• Exercise: From the data below, return each line in which the string "label" is found.

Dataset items
——————
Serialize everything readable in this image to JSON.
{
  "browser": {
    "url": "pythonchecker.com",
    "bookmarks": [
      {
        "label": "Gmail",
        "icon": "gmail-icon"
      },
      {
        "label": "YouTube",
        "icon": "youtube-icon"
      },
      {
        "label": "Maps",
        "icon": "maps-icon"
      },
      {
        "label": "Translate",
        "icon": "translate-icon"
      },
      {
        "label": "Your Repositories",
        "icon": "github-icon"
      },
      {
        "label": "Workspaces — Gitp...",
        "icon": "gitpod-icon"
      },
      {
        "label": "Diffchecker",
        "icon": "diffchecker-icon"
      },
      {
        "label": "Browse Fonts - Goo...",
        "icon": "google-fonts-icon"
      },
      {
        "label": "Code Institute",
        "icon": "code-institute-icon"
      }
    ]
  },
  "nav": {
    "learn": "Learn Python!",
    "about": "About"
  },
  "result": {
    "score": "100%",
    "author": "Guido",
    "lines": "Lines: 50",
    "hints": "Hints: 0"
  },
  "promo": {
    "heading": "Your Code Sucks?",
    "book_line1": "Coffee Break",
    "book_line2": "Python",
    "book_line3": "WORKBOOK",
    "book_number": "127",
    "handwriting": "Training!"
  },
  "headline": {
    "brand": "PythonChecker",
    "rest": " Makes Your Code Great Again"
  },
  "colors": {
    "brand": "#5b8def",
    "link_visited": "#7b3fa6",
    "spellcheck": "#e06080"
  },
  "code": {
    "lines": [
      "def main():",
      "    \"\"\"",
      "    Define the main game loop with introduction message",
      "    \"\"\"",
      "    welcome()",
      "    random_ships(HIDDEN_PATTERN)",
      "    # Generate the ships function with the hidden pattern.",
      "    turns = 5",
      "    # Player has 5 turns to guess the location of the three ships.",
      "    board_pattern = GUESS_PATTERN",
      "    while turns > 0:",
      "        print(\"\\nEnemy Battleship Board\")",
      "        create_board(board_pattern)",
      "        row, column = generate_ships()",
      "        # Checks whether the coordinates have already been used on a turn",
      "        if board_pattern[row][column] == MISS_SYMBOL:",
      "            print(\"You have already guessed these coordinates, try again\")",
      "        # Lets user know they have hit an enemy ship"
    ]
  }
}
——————
• Your response:
        "label": "Gmail",
        "label": "YouTube",
        "label": "Maps",
        "label": "Translate",
        "label": "Your Repositories",
        "label": "Workspaces — Gitp...",
        "label": "Diffchecker",
        "label": "Browse Fonts - Goo...",
        "label": "Code Institute",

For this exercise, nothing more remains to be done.